The converter examines this list of frequencies and assigns to each entry the musical scale's note that is closest to the recorded frequency. Even though 490 hertz does not match any note, the converter rounds it off to the closest one, in this case "B." When the converter has performed this approximation for every recorded frequency, the result is a list of notes. This entire list constitutes a digital signal, one that a computer processor would be able to analyze.
The speed of current analog-to-digital converters is primarily limited by the regularity of the "metronome" used in the conversion. This metronome, called a “clock” by engineers, must tick at a constant rate; any variation causes the final digital signal to be inaccurate.

This is where the advantage of optics over electronics comes into play.
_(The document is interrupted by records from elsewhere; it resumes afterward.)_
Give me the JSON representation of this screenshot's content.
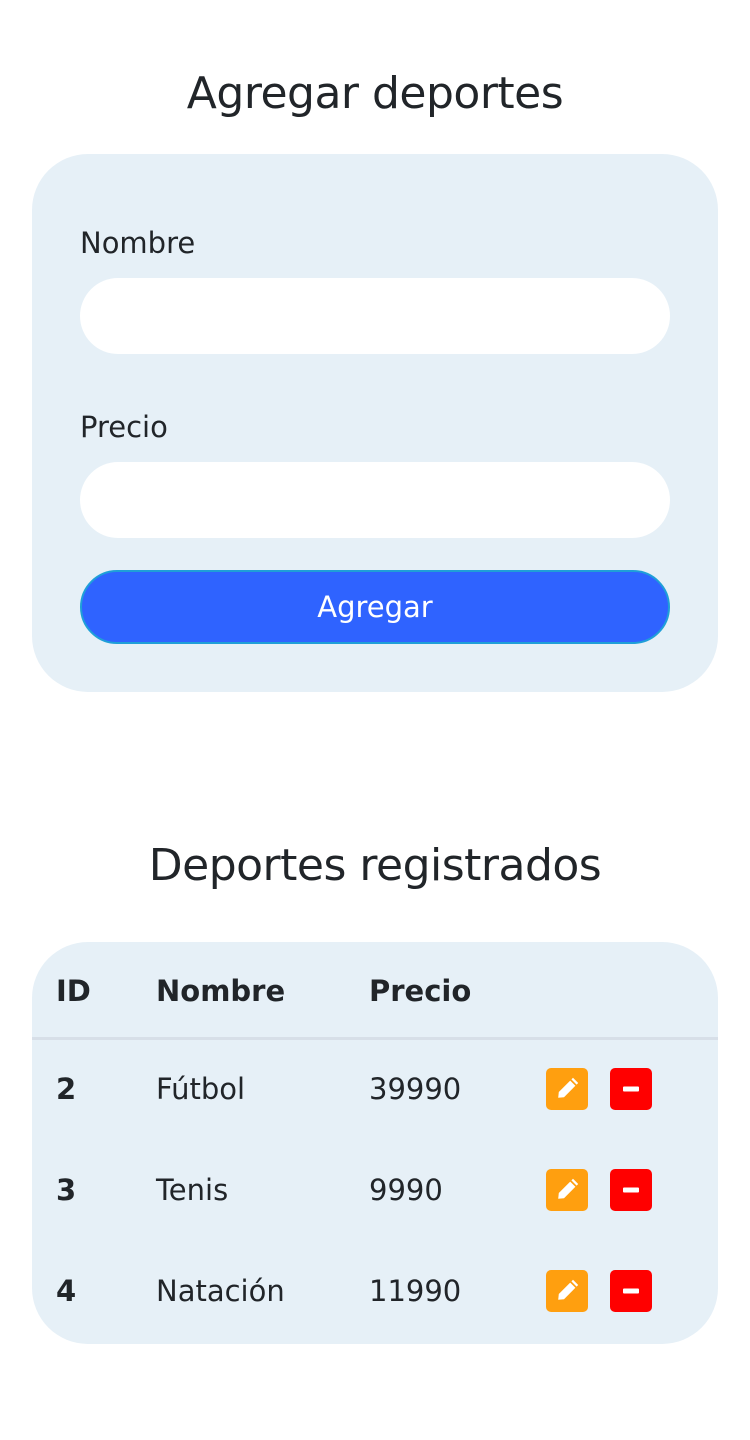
{
  "form": {
    "title": "Agregar deportes",
    "nombre_label": "Nombre",
    "nombre_value": "",
    "precio_label": "Precio",
    "precio_value": "",
    "submit_label": "Agregar"
  },
  "list": {
    "title": "Deportes registrados",
    "headers": {
      "id": "ID",
      "nombre": "Nombre",
      "precio": "Precio"
    },
    "rows": [
      {
        "id": "2",
        "nombre": "Fútbol",
        "precio": "39990"
      },
      {
        "id": "3",
        "nombre": "Tenis",
        "precio": "9990"
      },
      {
        "id": "4",
        "nombre": "Natación",
        "precio": "11990"
      }
    ],
    "edit_icon": "pencil-icon",
    "delete_icon": "minus-icon"
  },
  "colors": {
    "card_background": "#e6f0f7",
    "primary_button": "#2f63ff",
    "edit_button": "#ff9f0f",
    "delete_button": "#ff0000"
  }
}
Special "mode-locked" lasers emit very short bursts of light with remarkable regularity, one unmatched by traditional electronic clocks. By using these laser bursts to trigger the "sampling" of the electronic analog signal, we can operate at the requisite high speeds without sacrificing too much accuracy.

We are designing, building, and testing two devices that will be used in this sampling process. Both these devices would reside on a single semiconductor chip. The first device samples the analog electronic signal when a pulse of laser light hits it. The second device takes the sampled signal, which is still in electronic form, and transforms it into an optical signal. This allows us to relay the signal to a second chip, which performs the rest of the conversion process.

On this latter chip, a more conventional electronic circuit can perform the second step in our two-step process: conversion into discrete values. However, as stated earlier, we are attempting to convert signals at a much faster rate than can currently be achieved with electronics. Our design thus coordinates the operation of a hundred of these electronic converters in a sequential fashion, so that the overall speed of the entire system is a hundred times that of the individual electronic circuits. The ultimate aim for our design is to convert 100 billion values per second. This is dozens of times faster than what is available through current technology.

An analog-to-digital converter operating at such high speeds can have important applications in wireless communication and radar. With such a converter, a wider range of radio and microwave signals can be directly converted into digital data, which can then be processed by computers. As a result, costly, custom-designed circuits could be replaced with computers running easily modified software.

In addition to these aims, though, we are studying the physics of basic electronic devices that interact with light. Our research, then, does not only involve building a fast analog-to-digital converter, but is also more broadly applicable. The ideas that we are studying here could be used to design other devices that might be used in such fields as optical networking or sensitive optical and electronic detection.